Good news at the Geneva motor show is tempered by bad news out of the US.
GM hopes its investment of an additional 1.3bn euros in its European Opel/Vauxhall subsidiary will convince European governments to back its remaining funding requirements by guaranteeing loans.
But as GM recalls some 1.3 million models in the US, it seems reluctant to take responsibility for the faulty power steering, as the part in question was produced by a Toyota-owned subsidiary.
GM's willingness to pass the buck could further damage Toyota's image - or it could backfire as the affair turns into a mighty row that could involve the US and Japanese governments as well as their largest automotive groups.
The NHTSA itself had been investigating the problem since 27 January after receiving more than 1,100 complaints, including 14 crashes and one injury.
The recall covers the 2005 to 2010 model year Chevrolet Cobalt, and 2007 to 2010 Pontiac G5 sold in the US.
In addition, it includes the 2005 to 2006 Pontiac Pursuit sold in Canada, and the 2005 to 2006 Pontiac G4 sold in Mexico.
"After our in-depth investigation, we found that this is a condition that takes time to develop," said GM vice president of quality, Jamie Hresko.
"It tends to occur in older models out of warranty. Recalling these vehicles is the right thing to do for our customers' peace of mind."
The GM recall comes as Toyota is continuing to call back more than eight million cars around the world following accelerator and braking problems.
The Japanese carmaker also said on Tuesday that it is repairing another 1.6 million vehicles in the US and Japan over leaky oil hoses.
The Toyota recalls are still being investigated by US politicians, and three US Toyota bosses are due to appear later before the Senate Committee on Commerce, Science and Transportation.
US Transportation Secretary Ray LaHood has also been called to attend the hearing, as the committee continues to investigate the speed of the recalls and the response of the authorities.

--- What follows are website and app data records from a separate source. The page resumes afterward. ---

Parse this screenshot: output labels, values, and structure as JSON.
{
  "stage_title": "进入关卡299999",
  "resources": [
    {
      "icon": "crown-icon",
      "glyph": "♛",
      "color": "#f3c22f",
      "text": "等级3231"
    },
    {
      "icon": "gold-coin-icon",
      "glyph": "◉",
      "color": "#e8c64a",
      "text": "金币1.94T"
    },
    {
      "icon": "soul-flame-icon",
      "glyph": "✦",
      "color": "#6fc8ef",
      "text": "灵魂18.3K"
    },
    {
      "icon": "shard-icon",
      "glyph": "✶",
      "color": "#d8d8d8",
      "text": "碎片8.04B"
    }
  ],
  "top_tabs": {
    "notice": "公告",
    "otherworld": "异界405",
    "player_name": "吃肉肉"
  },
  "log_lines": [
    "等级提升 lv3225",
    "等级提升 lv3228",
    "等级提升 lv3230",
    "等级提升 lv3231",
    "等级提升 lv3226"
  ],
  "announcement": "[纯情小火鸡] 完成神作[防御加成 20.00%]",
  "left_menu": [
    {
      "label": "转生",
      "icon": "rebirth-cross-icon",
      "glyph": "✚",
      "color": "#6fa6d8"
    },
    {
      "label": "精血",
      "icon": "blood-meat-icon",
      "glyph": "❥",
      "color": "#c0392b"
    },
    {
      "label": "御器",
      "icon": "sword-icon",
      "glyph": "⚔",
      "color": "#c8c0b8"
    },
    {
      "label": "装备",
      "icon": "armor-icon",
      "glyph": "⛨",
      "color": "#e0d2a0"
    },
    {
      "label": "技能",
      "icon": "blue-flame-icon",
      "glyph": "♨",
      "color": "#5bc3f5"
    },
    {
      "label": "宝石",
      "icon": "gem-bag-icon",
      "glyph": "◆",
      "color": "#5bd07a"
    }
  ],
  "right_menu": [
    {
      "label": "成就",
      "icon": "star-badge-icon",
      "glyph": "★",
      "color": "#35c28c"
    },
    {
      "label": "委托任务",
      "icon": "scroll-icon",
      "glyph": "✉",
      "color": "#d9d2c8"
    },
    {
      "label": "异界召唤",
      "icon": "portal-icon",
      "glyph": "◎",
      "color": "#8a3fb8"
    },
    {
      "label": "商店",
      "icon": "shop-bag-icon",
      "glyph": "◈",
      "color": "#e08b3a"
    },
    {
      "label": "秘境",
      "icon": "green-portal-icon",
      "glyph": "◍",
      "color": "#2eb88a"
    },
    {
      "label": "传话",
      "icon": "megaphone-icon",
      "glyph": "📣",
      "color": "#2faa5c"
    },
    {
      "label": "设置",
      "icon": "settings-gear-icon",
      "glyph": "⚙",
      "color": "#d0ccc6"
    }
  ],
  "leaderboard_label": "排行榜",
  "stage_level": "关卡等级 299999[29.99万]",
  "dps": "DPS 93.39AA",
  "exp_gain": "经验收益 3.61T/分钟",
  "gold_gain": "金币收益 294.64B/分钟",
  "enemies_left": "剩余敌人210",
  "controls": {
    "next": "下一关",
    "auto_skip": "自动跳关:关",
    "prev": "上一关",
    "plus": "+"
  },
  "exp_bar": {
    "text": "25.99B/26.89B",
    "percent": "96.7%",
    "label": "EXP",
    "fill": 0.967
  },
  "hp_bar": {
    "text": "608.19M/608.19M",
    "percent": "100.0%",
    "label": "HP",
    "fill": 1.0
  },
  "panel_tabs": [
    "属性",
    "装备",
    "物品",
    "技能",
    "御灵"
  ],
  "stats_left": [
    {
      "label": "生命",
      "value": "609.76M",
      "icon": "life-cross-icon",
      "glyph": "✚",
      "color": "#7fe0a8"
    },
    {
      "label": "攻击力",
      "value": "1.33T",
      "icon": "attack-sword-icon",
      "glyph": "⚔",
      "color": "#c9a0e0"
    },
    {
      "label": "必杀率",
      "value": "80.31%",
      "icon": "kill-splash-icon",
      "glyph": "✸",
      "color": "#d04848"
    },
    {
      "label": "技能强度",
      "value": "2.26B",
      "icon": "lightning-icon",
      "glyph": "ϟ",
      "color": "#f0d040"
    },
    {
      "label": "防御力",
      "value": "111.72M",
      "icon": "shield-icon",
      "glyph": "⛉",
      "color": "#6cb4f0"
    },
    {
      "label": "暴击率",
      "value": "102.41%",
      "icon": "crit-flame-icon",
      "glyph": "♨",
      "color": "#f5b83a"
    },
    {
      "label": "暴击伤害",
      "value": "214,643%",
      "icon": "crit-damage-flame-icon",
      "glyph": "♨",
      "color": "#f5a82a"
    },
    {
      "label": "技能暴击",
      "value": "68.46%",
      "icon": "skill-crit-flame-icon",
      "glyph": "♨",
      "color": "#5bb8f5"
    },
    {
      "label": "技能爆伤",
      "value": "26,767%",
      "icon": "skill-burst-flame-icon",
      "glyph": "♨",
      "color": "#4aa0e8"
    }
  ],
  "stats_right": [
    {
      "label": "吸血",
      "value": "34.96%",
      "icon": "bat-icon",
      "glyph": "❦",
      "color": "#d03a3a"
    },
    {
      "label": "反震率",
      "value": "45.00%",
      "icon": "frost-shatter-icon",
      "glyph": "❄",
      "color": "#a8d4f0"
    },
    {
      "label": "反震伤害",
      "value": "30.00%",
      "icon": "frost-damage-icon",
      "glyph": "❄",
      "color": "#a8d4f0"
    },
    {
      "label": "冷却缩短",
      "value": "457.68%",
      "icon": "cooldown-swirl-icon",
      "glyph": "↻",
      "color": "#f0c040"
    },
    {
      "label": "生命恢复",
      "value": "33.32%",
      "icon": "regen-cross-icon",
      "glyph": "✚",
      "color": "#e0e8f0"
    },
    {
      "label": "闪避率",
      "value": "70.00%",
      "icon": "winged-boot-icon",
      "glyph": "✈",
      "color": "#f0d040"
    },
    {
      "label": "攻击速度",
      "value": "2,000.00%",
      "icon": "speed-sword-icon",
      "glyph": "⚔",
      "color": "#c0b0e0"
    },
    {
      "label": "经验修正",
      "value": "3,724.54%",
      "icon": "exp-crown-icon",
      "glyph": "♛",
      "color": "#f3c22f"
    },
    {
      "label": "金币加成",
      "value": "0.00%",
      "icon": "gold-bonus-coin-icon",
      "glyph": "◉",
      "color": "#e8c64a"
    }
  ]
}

Toyota president Akio Toyoda appeared before a separate congressional committee last week - the House Oversight Committee - to apologise and promise that lessons would be learned.